Marches for stricter gun laws happened all across Michigan and the U.S. today.
Thousands of people gathered in Detroit, Grand Rapids, Flint, and several other Michigan cities.
In Lansing, about 2,000 people walked from the Hall of Justice to the State Capitol, carrying signs and chanting.
Kayden Moore is a 6th grader in Jackson. He loves math and science. And he’s had to do active shooter drills at his school.
“It’s kind of scary ‘cause sometimes you don’t know if it’s happening or not," he said. "Sometimes they tell you if it’s a practice, but sometimes they don’t.”

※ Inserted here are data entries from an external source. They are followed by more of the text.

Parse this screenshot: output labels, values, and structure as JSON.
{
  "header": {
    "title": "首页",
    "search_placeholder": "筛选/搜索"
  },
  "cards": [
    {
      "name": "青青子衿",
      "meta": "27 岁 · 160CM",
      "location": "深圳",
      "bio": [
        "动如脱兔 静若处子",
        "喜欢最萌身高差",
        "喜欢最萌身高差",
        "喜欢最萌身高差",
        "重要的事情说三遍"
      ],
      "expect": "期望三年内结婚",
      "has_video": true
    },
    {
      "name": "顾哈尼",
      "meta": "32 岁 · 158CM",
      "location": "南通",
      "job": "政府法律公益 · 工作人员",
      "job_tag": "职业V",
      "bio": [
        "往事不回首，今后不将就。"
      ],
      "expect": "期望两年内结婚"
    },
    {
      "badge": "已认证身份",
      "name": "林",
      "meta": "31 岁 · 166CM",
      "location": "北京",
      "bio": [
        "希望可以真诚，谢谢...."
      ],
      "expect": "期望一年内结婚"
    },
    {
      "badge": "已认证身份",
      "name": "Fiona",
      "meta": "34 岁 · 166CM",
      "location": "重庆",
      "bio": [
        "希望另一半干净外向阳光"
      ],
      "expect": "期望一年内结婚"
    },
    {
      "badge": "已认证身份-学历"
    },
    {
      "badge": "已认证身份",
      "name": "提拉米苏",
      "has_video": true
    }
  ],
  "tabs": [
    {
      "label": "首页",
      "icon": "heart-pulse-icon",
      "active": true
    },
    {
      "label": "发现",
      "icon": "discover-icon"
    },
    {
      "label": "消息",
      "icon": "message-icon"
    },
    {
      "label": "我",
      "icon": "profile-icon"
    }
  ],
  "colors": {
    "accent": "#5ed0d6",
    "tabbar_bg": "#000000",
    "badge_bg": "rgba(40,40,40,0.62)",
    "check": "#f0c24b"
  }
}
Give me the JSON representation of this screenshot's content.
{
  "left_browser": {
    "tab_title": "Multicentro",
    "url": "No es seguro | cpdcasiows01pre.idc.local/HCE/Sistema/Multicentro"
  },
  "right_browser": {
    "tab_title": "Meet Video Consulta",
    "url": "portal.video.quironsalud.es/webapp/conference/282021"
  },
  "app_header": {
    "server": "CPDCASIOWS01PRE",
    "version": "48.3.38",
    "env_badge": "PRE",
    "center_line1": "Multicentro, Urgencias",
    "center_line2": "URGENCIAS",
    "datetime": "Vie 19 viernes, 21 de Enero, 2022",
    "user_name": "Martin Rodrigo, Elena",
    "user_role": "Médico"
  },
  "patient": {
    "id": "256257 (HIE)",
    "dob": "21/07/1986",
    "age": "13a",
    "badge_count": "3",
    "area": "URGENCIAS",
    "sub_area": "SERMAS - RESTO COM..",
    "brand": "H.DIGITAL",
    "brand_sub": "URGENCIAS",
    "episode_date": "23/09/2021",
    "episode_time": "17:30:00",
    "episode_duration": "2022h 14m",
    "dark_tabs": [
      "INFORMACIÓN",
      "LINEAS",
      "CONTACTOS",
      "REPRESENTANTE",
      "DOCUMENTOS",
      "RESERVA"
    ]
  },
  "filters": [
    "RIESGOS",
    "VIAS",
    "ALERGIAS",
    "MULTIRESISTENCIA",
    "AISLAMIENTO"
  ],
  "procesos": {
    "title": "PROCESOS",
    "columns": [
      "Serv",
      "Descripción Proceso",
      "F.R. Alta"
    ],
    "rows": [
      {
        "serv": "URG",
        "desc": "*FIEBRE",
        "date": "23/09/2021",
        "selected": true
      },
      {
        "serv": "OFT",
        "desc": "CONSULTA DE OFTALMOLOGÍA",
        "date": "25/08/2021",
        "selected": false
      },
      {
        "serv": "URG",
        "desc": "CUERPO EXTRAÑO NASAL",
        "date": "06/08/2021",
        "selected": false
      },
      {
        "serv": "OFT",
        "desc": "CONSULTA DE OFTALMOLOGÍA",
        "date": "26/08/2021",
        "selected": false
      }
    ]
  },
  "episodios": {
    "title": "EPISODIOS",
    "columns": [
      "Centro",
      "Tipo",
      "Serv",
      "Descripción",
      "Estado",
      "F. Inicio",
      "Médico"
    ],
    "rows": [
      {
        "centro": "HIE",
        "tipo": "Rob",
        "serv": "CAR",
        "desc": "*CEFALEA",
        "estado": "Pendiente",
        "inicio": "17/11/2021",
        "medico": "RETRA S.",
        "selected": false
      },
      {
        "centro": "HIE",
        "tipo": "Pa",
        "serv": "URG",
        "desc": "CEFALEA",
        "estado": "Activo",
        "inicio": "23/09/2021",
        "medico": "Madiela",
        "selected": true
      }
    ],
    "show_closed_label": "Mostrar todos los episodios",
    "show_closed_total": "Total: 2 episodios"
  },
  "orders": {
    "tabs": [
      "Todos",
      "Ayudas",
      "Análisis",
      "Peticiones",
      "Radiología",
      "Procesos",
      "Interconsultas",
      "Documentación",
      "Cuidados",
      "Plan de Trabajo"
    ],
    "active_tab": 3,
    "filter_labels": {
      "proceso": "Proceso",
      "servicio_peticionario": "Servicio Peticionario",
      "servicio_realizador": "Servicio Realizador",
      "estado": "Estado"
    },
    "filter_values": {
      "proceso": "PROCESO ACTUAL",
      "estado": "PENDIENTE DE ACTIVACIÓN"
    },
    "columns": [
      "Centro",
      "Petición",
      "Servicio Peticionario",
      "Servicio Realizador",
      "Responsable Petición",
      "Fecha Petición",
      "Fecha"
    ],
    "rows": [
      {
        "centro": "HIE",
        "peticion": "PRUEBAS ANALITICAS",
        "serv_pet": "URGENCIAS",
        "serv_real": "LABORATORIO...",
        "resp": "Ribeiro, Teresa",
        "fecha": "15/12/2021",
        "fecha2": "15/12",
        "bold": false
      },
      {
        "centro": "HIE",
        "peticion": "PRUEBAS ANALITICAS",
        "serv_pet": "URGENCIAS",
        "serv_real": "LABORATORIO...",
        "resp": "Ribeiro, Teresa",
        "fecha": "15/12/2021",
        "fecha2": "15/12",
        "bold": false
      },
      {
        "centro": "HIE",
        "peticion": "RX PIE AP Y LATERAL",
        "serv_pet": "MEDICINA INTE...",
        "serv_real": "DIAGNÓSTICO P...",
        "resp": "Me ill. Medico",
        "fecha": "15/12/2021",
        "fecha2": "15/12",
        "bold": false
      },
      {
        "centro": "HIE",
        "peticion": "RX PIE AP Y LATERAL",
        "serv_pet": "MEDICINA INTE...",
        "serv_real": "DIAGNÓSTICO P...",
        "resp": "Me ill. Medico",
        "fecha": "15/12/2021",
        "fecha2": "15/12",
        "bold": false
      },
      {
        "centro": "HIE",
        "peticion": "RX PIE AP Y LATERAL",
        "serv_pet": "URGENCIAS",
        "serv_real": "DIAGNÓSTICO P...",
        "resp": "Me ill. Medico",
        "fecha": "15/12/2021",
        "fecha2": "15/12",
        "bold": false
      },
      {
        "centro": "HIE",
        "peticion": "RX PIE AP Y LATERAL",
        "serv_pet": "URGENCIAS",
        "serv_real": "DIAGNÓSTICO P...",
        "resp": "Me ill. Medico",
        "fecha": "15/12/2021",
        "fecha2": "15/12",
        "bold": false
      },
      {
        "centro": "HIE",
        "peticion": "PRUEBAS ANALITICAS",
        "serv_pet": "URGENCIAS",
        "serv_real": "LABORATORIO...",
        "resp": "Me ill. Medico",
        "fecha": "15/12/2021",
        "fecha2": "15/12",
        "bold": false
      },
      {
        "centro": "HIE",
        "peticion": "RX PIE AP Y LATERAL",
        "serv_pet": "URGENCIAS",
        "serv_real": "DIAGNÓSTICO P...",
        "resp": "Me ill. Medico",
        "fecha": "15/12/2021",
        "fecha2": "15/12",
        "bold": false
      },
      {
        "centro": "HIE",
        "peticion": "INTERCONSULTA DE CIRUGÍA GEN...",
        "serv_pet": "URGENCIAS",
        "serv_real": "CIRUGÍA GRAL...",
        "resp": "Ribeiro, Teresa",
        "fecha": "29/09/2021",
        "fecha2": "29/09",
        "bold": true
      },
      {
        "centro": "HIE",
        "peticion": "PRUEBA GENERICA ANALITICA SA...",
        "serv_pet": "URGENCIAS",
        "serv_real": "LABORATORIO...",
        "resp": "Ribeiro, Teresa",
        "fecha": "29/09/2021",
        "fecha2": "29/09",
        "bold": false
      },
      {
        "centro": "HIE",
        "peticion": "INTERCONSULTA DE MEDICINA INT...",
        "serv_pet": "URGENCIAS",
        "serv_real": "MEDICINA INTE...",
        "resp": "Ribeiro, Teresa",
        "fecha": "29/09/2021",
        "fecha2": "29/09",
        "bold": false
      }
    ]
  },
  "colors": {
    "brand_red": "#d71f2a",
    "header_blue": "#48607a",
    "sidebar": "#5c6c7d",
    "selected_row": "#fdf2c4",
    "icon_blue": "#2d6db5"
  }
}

Once at the Capitol, lawmakers, candidates, and students spoke. They called for safer schools through measures like banning assault rifles and stricter background checks.
“How free are we we’re too afraid to go to the mall, to go to the movie theater, to go to school? How are we free if we’re too scared to live?” the Lansing event's organizer, Cydney Jenkins, told a cheering crowd. Jenkins is a student at North Farmington High School.
In February, a mass shooting at Marjory Stoneman Douglas High School in Florida claimed 17 lives. Since then there’s been an increase in threats reported at schools across Michigan. Police say they’re taking every threat seriously.
“The other day a door got slammed, and my first thought was a gunshot," said march participant Marissa Thaler, an elementary school art teacher in Waverly – near Lansing. "And then my second thought was, I can’t believe my first thought was gunshot.”